Whether it is misleading to describe CCA as a fungicide depends on what is meant by the term "fungicide". When wood is pressure treated with CCA the chemical is impregnated into the cell walls, making it inaccessible to the decay-causing fungi that utilise wood as a food source. In that sense perhaps CCA could be described as a fungicide. However, the term "fungicide" more correctly means something that kills fungus, so it is more accurate to say that CCA treatment protects timber against fungal decay. That is how most timber producers describe it. In other words CCA treatment prevents decay-causing fungi from becoming established in the first place, rather than killing them. As previously advised, moulds can grow on the surface of wet CCA-treated wood since moulds don't actually "feed" on wood - they need very little nutrient. If you have been in touch with Harry Greaves, then you are talking to someone with considerable expertise on the subject and you may wish to pursue the matter with him.
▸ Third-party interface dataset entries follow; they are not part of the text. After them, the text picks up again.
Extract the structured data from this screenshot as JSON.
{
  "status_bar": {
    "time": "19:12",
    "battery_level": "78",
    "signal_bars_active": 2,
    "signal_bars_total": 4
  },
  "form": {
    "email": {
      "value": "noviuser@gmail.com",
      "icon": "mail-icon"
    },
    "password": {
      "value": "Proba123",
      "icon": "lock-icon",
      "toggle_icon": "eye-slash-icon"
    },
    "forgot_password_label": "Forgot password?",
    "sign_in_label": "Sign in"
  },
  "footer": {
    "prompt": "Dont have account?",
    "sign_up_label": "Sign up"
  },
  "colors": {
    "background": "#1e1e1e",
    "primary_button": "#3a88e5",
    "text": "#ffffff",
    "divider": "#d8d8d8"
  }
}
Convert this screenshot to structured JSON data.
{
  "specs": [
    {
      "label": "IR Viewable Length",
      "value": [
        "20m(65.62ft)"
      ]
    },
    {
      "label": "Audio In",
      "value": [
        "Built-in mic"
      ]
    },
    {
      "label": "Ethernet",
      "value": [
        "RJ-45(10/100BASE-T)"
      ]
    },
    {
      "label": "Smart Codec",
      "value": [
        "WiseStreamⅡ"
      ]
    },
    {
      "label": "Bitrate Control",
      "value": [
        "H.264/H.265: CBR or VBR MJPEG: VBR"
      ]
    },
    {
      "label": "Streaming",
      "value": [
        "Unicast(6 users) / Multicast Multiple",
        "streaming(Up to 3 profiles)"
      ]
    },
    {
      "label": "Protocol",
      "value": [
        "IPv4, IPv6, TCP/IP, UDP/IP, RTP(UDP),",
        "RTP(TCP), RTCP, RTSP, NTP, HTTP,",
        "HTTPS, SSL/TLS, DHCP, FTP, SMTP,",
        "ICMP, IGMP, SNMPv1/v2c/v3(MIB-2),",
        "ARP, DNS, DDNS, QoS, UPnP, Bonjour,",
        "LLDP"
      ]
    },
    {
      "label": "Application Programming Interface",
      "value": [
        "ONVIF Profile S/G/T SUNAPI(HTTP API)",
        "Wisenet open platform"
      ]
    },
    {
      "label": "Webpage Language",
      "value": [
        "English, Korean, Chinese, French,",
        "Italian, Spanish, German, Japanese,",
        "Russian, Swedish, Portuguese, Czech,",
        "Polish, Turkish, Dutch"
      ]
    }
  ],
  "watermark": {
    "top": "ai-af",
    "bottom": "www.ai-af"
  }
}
Q. How effective is CCA (H4) as a fungicide treatment? The chemical companies that supply it refer to CCA as a fungicide. However, when questioned, they do not claim that CCA will kill fungus that is present before treatment, nor do they guarantee that it will prevent mould or fungus growth for even a limited time after treatment. Should it really be advertised as a "fungicide"?

We weren't sure who you've been talking to, but CCA treatment carried out in accordance with the Australian Standard definitely prevents fungal decay. Generally treatment is carried out on sound new wood, rather than wood that has already started to decay. Such material would not be marketable, so the issue of killing a fungus that is present in the wood doesn't arise. However, if partly decayed wood was treated it would prevent any further fungal decay, although of course treatment would not restore the portion that was decayed. Perhaps the confusion has arisen from the fact that some moulds can grow on the surface of wet CCA-treated wood. Moulds need very little nutrient material and can grow on any damp surface, including plaster, bricks, wallpaper and so on. However, moulds do not decay wood. If you write the words "treated timber warranty" in your browser you will find plenty of treatment companies that offer a 25-year warranty against fungal decay and insect attack - some offer a "lifetime" guarantee.


Did you know?

About 16% of Australia’s 147 million hectares of native forests are in nature conservation reserves.